What may be obvious to some but struck me was the reason movie tropes are so important is that everyone is indirectly or directly tied to film somehow but Billy and his mom. Most of the killers want to be touched by fame so they go to an obvious but psychotic source. Likewise, many of the people around the killers are fame obsessed themselves.
Ghostface, no matter the identity, is a terrible killer. His victims are constantly kicking him and damn near getting away. Who is the one person Ghostface kills nice and smooth, no muss, no fuss? Billy, in Scream 1. Hint to the viewer that his death isn't what it appears.

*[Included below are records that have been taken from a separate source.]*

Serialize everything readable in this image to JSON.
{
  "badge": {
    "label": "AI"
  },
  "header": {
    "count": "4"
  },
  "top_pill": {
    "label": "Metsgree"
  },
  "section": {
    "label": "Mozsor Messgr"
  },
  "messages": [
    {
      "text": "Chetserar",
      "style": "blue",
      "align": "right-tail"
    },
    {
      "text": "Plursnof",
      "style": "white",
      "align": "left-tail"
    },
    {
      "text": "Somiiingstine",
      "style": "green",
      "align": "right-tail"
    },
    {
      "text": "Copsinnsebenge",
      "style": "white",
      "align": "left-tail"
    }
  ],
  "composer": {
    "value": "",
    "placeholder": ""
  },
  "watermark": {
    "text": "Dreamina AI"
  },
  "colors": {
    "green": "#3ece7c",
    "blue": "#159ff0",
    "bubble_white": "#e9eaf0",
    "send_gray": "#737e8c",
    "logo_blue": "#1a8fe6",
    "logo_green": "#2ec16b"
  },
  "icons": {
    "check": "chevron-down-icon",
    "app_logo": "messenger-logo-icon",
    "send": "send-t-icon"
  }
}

In Scream 4 after Jill is revealed to be one of the killers, she goes through a lot of trouble to pull off a Wounded Gazelle Gambit. It makes you feel a tad bit sorry for her that the whole thing would go bust, and probably sooner rather than later, given that she grabbed the Idiot Ball immediately before she started kicking the crap out of herself. Her newfound fame would have vanished and she'd of likely ended up in jail or institutionalized if she was lucky. Anyone who watches Lifetime (and certainly a detective or forensics expert) knows that shooting a man in the groin is not a defense wound. It's a revenge wound. Gazelle Gambit fail.
Of course, she probably could have passed it off as a wound Charlie inflicted, claiming that the two had both been the killer and that Charlie double-crossed Trevor, being jealous of Trevor's relationship with Jill. She did think pretty much everything else through, after all.
At first it seems strange that Ghostface doesn't kill Gale, even though he had a chance, instead choosing to wound her. It makes a lot more sense once you realize that Jill not only wants to steal Sidney's "celebrity victim" fame, but also her friends.
The supposed Ending Fatigue in 4. They discuss how the original ending in the first film will be the false ending in this one. They say that the party is the false ending. However the original film's ending was the house, therefore the house is the false ending in 4. Thus the extra bit at the hospital.
Billy's callous disregard for Maureen's death, evidenced by him telling Sidney (her daughter) that she should just "get over it already" makes perfect sense considering that he's the one who killed her.
As noted above, Ghostface is a lot worse at killing people than other slashers. Why is this? Because the Scream series is a Deconstruction of Slasher films! The victims are not Too Dumb to Live, unlike other slasher victims.